So far, committee members have reviewed deficit reduction work of the past few years, when a deficit reduction commission appointed by Obama and a group of six U.S. senators came up with similar plans calling for spending cuts, tax reform and changes to entitlement programs such as Social Security and Medicare. Obama also will make recommendations to the committee, White House officials have said.
"We don't need to reinvent the wheel here, but we have to put our shoulder to the wheel and find the political willpower to get this done," Kerry said.
Months of rancorous negotiations on deficit reduction have failed to resolve a fundamental dispute between Republicans and Democrats involving the size of government and whether to raise revenue while cutting spending.
Obama is pushing for a comprehensive plan that includes spending cuts, increased tax revenue and entitlement reforms, while Republicans seek to shrink government by proposing spending cuts and entitlement reforms without increased taxes.
An impasse over the tax revenue issue led to the debt-ceiling agreement, which imposed the initial round of spending cuts and set up the special committee to work out further deficit reduction.
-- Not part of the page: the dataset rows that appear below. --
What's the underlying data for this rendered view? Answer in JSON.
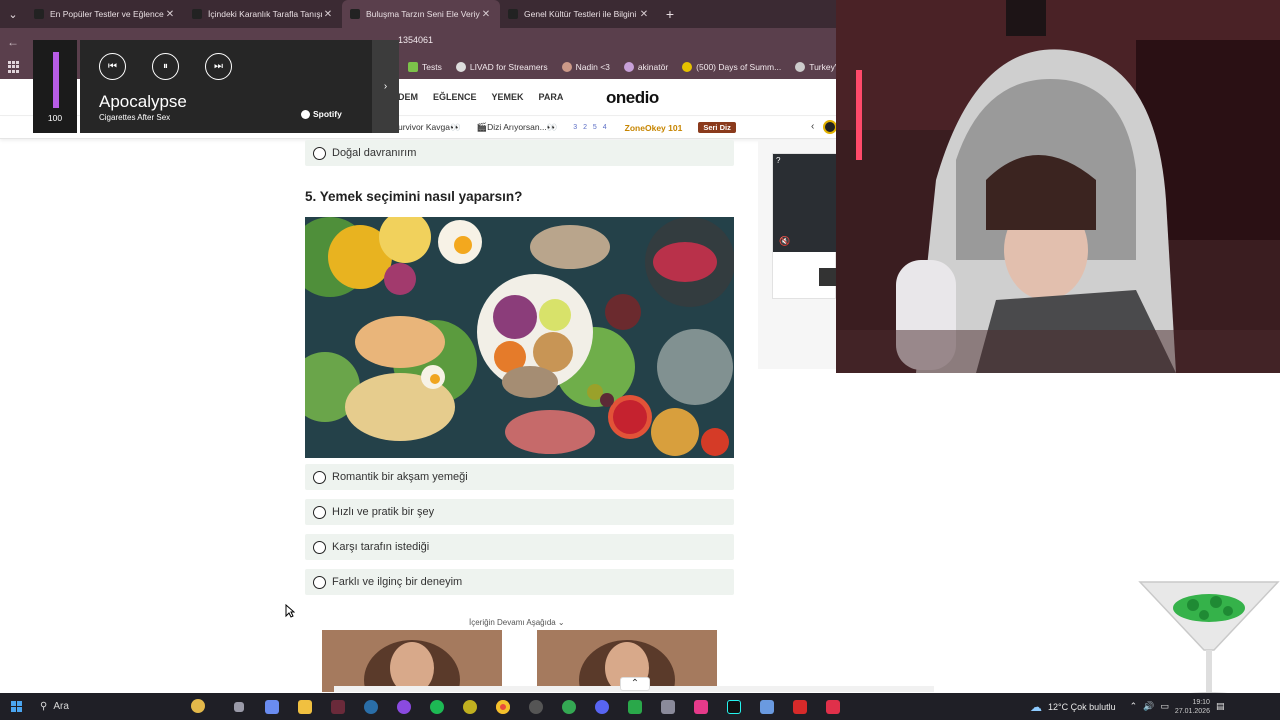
{
  "browser": {
    "tabs": [
      {
        "title": "En Popüler Testler ve Eğlenceli T",
        "active": false
      },
      {
        "title": "İçindeki Karanlık Tarafla Tanışmı",
        "active": false
      },
      {
        "title": "Buluşma Tarzın Seni Ele Veriyor",
        "active": true
      },
      {
        "title": "Genel Kültür Testleri ile Bilgini T",
        "active": false
      }
    ],
    "url_tail": "1354061",
    "bookmarks": [
      {
        "label": "Tests",
        "color": "#7cc24a"
      },
      {
        "label": "LIVAD for Streamers",
        "color": "#dddddd"
      },
      {
        "label": "Nadin <3",
        "color": "#c98"
      },
      {
        "label": "akinatör",
        "color": "#c7a0d8"
      },
      {
        "label": "(500) Days of Summ...",
        "color": "#e6c200"
      },
      {
        "label": "TurkeyVisited",
        "color": "#cccccc"
      }
    ]
  },
  "site": {
    "nav": [
      "DEM",
      "EĞLENCE",
      "YEMEK",
      "PARA"
    ],
    "logo": "onedio",
    "subnav": {
      "item1": "urvivor Kavga👀",
      "item2": "🎬Dizi Arıyorsan...👀",
      "grid_nums": "3 2 5 4",
      "zone": "ZoneOkey 101",
      "seri": "Seri Diz"
    }
  },
  "quiz": {
    "prev_answer": "Doğal davranırım",
    "question": "5. Yemek seçimini nasıl yaparsın?",
    "answers": [
      "Romantik bir akşam yemeği",
      "Hızlı ve pratik bir şey",
      "Karşı tarafın istediği",
      "Farklı ve ilginç bir deneyim"
    ],
    "continue_label": "İçeriğin Devamı Aşağıda ⌄"
  },
  "spotify": {
    "volume": 100,
    "volume_label": "100",
    "track": "Apocalypse",
    "artist": "Cigarettes After Sex",
    "brand": "Spotify"
  },
  "taskbar": {
    "search_placeholder": "Ara",
    "weather": "12°C  Çok bulutlu",
    "time": "19:10",
    "date": "27.01.2026"
  },
  "colors": {
    "tab_bar": "#3b2a33",
    "chrome": "#5a3f4c",
    "answer_bg": "#eef3ef",
    "spotify_accent": "#b85ce6"
  }
}
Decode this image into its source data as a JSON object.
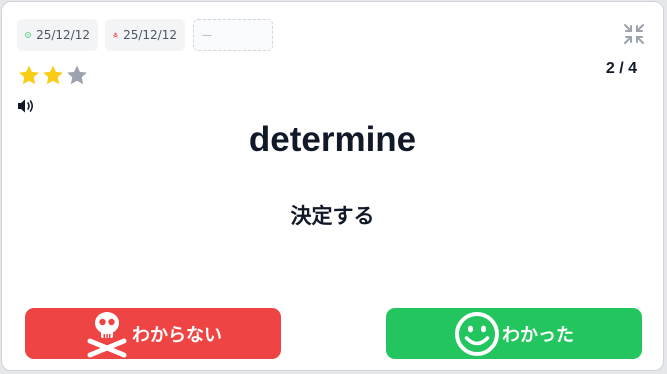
{
  "badges": {
    "known": {
      "icon": "smile-icon",
      "date": "25/12/12",
      "color": "#22c55e"
    },
    "unknown": {
      "icon": "skull-crossbones-icon",
      "date": "25/12/12",
      "color": "#ef4444"
    },
    "empty": {
      "text": "—"
    }
  },
  "stars": {
    "filled": 2,
    "total": 3,
    "filled_color": "#facc15",
    "empty_color": "#9ca3af"
  },
  "progress": "2 / 4",
  "card": {
    "word": "determine",
    "meaning": "決定する"
  },
  "buttons": {
    "unknown_label": "わからない",
    "unknown_icon": "skull-crossbones-icon",
    "unknown_color": "#ef4444",
    "known_label": "わかった",
    "known_icon": "smile-icon",
    "known_color": "#22c55e"
  },
  "icons": {
    "collapse": "collapse-icon",
    "speaker": "speaker-icon"
  }
}
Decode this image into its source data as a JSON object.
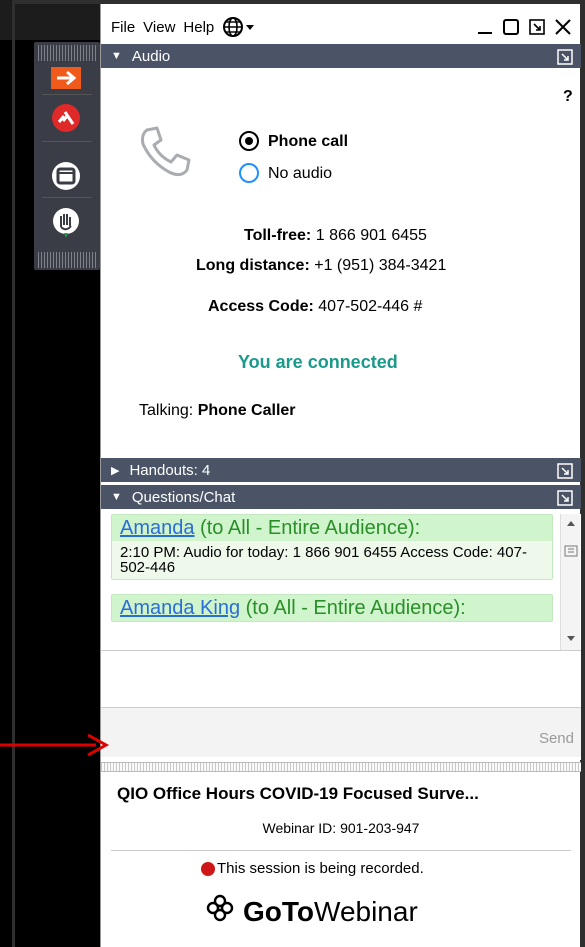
{
  "menu": {
    "file": "File",
    "view": "View",
    "help": "Help"
  },
  "audio": {
    "section_label": "Audio",
    "help": "?",
    "option_phone": "Phone call",
    "option_none": "No audio",
    "selected": "Phone call",
    "tollfree_label": "Toll-free:",
    "tollfree_value": "1 866 901 6455",
    "longdistance_label": "Long distance:",
    "longdistance_value": "+1 (951) 384-3421",
    "access_label": "Access Code:",
    "access_value": "407-502-446 #",
    "status": "You are connected",
    "talking_label": "Talking:",
    "talking_value": "Phone Caller"
  },
  "handouts": {
    "label": "Handouts: 4"
  },
  "chat": {
    "label": "Questions/Chat",
    "messages": [
      {
        "sender": "Amanda",
        "audience": " (to All - Entire Audience):",
        "body": "2:10 PM: Audio for today: 1 866 901 6455 Access Code: 407-502-446"
      },
      {
        "sender": "Amanda King",
        "audience": " (to All - Entire Audience):",
        "body": ""
      }
    ],
    "send_label": "Send"
  },
  "footer": {
    "webinar_title": "QIO Office Hours COVID-19 Focused Surve...",
    "webinar_id": "Webinar ID: 901-203-947",
    "recording": "This session is being recorded.",
    "brand_bold": "GoTo",
    "brand_light": "Webinar"
  },
  "colors": {
    "section_bar": "#4a5466",
    "connected_text": "#1a9a8a",
    "chat_bubble": "#d0f4cc",
    "link": "#2a6dd8",
    "record_dot": "#d01717",
    "grab_tab": "#3a3d46",
    "annotation_arrow": "#e00000"
  },
  "icons": {
    "grab_tab": [
      "exit-arrow-icon",
      "hangup-icon",
      "screen-icon",
      "raise-hand-icon"
    ],
    "window": [
      "minimize-icon",
      "maximize-icon",
      "restore-icon",
      "close-icon"
    ],
    "menu": "globe-icon",
    "audio": "phone-handset-icon",
    "brand": "gotowebinar-logo-icon"
  }
}
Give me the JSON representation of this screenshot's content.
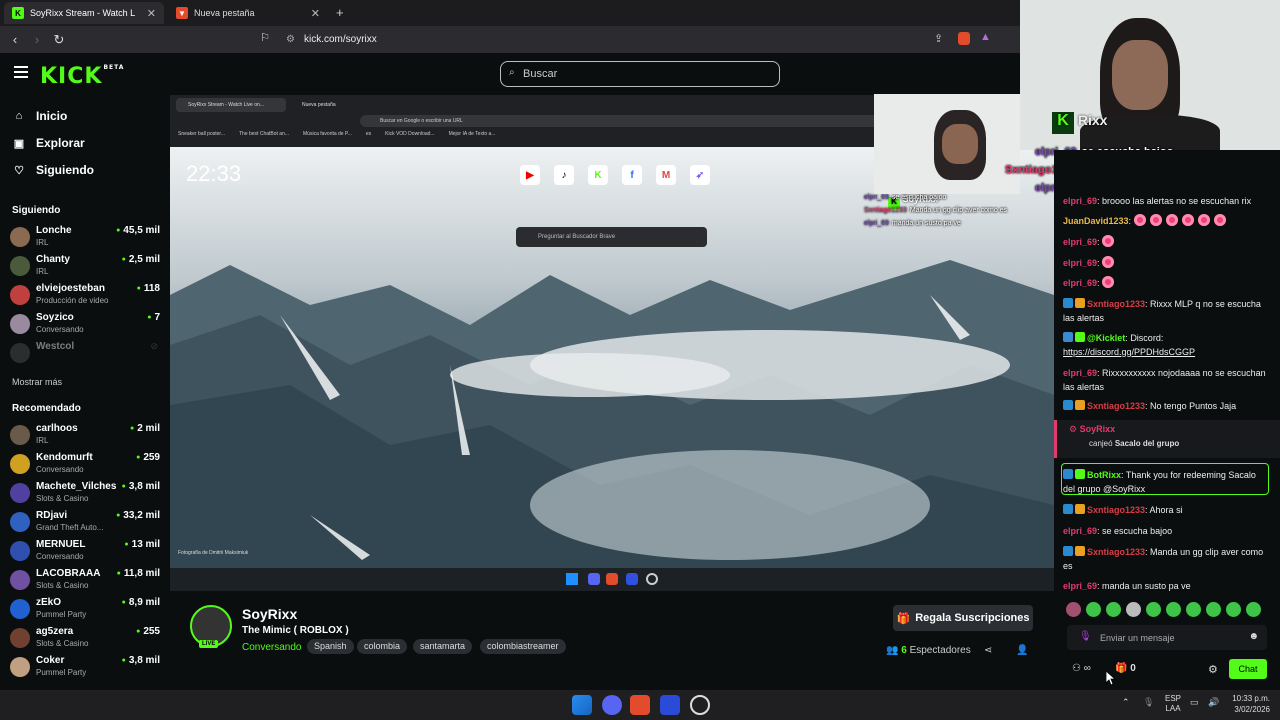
{
  "browser": {
    "tabs": [
      {
        "label": "SoyRixx Stream - Watch Live",
        "active": true
      },
      {
        "label": "Nueva pestaña",
        "active": false
      }
    ],
    "url": "kick.com/soyrixx",
    "new_tab": "+"
  },
  "header": {
    "logo": "KICK",
    "logo_badge": "BETA",
    "search_placeholder": "Buscar"
  },
  "sidebar": {
    "nav": [
      {
        "label": "Inicio",
        "icon": "home-icon"
      },
      {
        "label": "Explorar",
        "icon": "compass-icon"
      },
      {
        "label": "Siguiendo",
        "icon": "heart-icon"
      }
    ],
    "following_title": "Siguiendo",
    "following": [
      {
        "name": "Lonche",
        "category": "IRL",
        "viewers": "45,5 mil",
        "color": "#8a6a50"
      },
      {
        "name": "Chanty",
        "category": "IRL",
        "viewers": "2,5 mil",
        "color": "#4a5a3a"
      },
      {
        "name": "elviejoesteban",
        "category": "Producción de video",
        "viewers": "118",
        "color": "#c04040"
      },
      {
        "name": "Soyzico",
        "category": "Conversando",
        "viewers": "7",
        "color": "#9a8aa0"
      },
      {
        "name": "Westcol",
        "category": "",
        "viewers": "",
        "color": "#555"
      }
    ],
    "show_more": "Mostrar más",
    "recommended_title": "Recomendado",
    "recommended": [
      {
        "name": "carlhoos",
        "category": "IRL",
        "viewers": "2 mil",
        "color": "#6a5a4a"
      },
      {
        "name": "Kendomurft",
        "category": "Conversando",
        "viewers": "259",
        "color": "#d0a020"
      },
      {
        "name": "Machete_Vilches",
        "category": "Slots & Casino",
        "viewers": "3,8 mil",
        "color": "#5040a0"
      },
      {
        "name": "RDjavi",
        "category": "Grand Theft Auto...",
        "viewers": "33,2 mil",
        "color": "#3060c0"
      },
      {
        "name": "MERNUEL",
        "category": "Conversando",
        "viewers": "13 mil",
        "color": "#3050b0"
      },
      {
        "name": "LACOBRAAA",
        "category": "Slots & Casino",
        "viewers": "11,8 mil",
        "color": "#7050a0"
      },
      {
        "name": "zEkO",
        "category": "Pummel Party",
        "viewers": "8,9 mil",
        "color": "#2060d0"
      },
      {
        "name": "ag5zera",
        "category": "Slots & Casino",
        "viewers": "255",
        "color": "#704030"
      },
      {
        "name": "Coker",
        "category": "Pummel Party",
        "viewers": "3,8 mil",
        "color": "#c0a080"
      }
    ]
  },
  "stream": {
    "inner_clock": "22:33",
    "inner_tabs": [
      "SoyRixx Stream - Watch Live on...",
      "Nueva pestaña"
    ],
    "inner_url": "Buscar en Google o escribir una URL",
    "inner_bookmarks": [
      "Sneaker ball poster...",
      "The best ChatBot an...",
      "Música favorita de P...",
      "es",
      "Kick VOD Download...",
      "Mejor IA de Texto a..."
    ],
    "inner_ask": "Preguntar al Buscador Brave",
    "photo_credit": "Fotografía de Dmitrii Maksimiuk",
    "cam_label": "SoyRixx",
    "cam_overlay_label": "Rixx"
  },
  "channel": {
    "name": "SoyRixx",
    "live": "LIVE",
    "title": "The Mimic ( ROBLOX )",
    "category": "Conversando",
    "tags": [
      "Spanish",
      "colombia",
      "santamarta",
      "colombiastreamer"
    ],
    "sub_button": "Regala Suscripciones",
    "viewers_count": "6",
    "viewers_label": "Espectadores"
  },
  "overlay_chat": [
    {
      "user": "elpri_69",
      "text": "se escucha bajoo"
    },
    {
      "user": "Sxntiago1233",
      "text": "Manda un gg clip aver como es"
    },
    {
      "user": "elpri_69",
      "text": "manda un susto pa ve"
    }
  ],
  "small_overlay_chat": [
    {
      "user": "elpri_69",
      "text": "se escucha bajoo"
    },
    {
      "user": "Sxntiago1233",
      "text": "Manda un gg clip aver como es"
    },
    {
      "user": "elpri_69",
      "text": "manda un susto pa ve"
    }
  ],
  "chat": {
    "messages": [
      {
        "user": "elpri_69",
        "text": "broooo las alertas no se escuchan rix"
      },
      {
        "user": "JuanDavid1233",
        "text": ""
      },
      {
        "user": "elpri_69",
        "text": ""
      },
      {
        "user": "elpri_69",
        "text": ""
      },
      {
        "user": "elpri_69",
        "text": ""
      },
      {
        "user": "Sxntiago1233",
        "text": "Rixxx MLP q no se escucha las alertas"
      },
      {
        "user": "@Kicklet",
        "text": "Discord: "
      },
      {
        "link": "https://discord.gg/PPDHdsCGGP"
      },
      {
        "user": "elpri_69",
        "text": "Rixxxxxxxxxx nojodaaaa no se escuchan las alertas"
      },
      {
        "user": "Sxntiago1233",
        "text": "No tengo Puntos Jaja"
      },
      {
        "user": "BotRixx",
        "text": "Thank you for redeeming Sacalo del grupo @SoyRixx"
      },
      {
        "user": "Sxntiago1233",
        "text": "Ahora si"
      },
      {
        "user": "elpri_69",
        "text": "se escucha bajoo"
      },
      {
        "user": "Sxntiago1233",
        "text": "Manda un gg clip aver como es"
      },
      {
        "user": "elpri_69",
        "text": "manda un susto pa ve"
      }
    ],
    "redeem": {
      "user": "SoyRixx",
      "action": "canjeó",
      "reward": "Sacalo del grupo"
    },
    "input_placeholder": "Enviar un mensaje",
    "send_button": "Chat",
    "points": "0",
    "infinity": "∞"
  },
  "os": {
    "lang_top": "ESP",
    "lang_bottom": "LAA",
    "time": "10:33 p.m.",
    "date": "3/02/2026"
  },
  "colors": {
    "accent": "#53fc18",
    "pink": "#e23b6d"
  }
}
The agreement also enabled the federal debt ceiling to be increased through 2012, allowing the government to borrow what it needs to meet its obligations.
The brinkmanship of the negotiations, with uncertainty over whether the government might default if no deal was reached, was one reason that ratings agency Standard & Poor's downgraded the U.S. credit rating from AAA to AA-plus last month.
CNN's Larry Shaughnessy contributed to this report.